- _Work required_: Whenever a line in the data contains "handle", show that line.

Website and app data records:
=======

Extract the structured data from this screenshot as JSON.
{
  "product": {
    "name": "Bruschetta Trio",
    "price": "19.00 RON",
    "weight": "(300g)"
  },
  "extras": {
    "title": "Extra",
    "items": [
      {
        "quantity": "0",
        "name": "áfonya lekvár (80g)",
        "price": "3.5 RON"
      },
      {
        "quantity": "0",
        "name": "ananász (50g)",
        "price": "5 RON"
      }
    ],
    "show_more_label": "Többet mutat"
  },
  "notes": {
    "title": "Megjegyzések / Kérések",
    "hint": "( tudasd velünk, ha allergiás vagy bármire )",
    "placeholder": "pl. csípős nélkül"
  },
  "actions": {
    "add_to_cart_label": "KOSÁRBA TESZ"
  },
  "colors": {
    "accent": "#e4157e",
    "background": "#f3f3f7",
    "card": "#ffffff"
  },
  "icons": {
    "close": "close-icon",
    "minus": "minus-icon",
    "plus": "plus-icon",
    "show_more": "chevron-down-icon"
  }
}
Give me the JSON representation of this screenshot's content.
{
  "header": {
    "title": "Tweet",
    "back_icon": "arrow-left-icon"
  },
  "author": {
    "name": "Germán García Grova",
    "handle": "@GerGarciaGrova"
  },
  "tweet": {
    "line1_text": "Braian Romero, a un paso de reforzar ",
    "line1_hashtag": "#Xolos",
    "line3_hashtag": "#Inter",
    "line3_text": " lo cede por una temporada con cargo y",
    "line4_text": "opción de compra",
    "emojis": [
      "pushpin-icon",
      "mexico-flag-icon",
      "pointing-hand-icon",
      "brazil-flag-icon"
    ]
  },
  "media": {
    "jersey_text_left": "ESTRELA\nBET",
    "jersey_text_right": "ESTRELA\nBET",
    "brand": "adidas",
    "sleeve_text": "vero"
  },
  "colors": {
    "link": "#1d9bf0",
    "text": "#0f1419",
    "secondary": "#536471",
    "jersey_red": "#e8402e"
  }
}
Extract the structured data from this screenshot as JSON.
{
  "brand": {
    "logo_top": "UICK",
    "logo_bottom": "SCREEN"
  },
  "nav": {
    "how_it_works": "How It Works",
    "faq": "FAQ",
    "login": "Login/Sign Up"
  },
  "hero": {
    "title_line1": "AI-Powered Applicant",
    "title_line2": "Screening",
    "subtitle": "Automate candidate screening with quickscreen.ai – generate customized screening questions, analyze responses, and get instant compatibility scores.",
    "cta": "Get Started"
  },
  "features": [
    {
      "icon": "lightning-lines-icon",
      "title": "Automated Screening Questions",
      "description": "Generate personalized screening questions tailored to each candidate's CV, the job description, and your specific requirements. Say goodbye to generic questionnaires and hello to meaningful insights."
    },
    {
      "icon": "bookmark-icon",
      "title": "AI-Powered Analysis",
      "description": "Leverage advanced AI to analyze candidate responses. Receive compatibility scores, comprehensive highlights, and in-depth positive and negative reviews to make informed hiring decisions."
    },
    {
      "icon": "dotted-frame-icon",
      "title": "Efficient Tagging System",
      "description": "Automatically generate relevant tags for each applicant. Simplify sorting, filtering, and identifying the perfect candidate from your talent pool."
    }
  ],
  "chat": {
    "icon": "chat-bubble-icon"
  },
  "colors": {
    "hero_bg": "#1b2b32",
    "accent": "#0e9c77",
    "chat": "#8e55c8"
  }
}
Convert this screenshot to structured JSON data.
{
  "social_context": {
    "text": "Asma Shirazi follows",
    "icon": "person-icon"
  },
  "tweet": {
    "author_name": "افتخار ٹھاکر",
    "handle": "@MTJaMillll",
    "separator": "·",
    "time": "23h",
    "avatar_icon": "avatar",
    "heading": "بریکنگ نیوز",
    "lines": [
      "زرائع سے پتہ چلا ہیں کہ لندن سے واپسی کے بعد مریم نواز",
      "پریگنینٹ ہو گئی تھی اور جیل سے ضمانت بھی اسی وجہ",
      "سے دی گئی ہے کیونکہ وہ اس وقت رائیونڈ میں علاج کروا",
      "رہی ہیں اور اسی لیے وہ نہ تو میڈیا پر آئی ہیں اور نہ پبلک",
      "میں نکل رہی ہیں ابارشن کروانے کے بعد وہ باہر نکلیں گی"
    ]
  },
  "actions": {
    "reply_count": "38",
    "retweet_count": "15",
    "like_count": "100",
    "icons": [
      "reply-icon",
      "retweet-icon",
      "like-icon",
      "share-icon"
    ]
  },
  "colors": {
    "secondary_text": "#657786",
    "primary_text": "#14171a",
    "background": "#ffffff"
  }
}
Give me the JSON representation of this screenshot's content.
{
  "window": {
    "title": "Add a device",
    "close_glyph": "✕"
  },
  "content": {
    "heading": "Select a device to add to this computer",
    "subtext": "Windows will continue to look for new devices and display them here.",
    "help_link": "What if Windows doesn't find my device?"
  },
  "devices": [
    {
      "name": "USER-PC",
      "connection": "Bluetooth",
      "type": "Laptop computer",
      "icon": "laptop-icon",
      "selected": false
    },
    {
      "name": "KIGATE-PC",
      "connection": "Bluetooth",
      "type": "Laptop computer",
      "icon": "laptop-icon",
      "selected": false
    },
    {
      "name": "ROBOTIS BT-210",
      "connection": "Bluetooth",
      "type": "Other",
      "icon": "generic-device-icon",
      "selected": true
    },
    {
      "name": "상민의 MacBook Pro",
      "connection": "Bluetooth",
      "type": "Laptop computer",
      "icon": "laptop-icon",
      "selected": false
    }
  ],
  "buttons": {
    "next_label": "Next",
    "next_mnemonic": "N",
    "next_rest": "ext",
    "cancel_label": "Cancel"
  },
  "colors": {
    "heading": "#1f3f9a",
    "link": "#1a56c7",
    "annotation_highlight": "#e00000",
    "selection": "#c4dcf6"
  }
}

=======

- _Solved problem_:
    "handle": "@GerGarciaGrova"
    "handle": "@MTJaMillll",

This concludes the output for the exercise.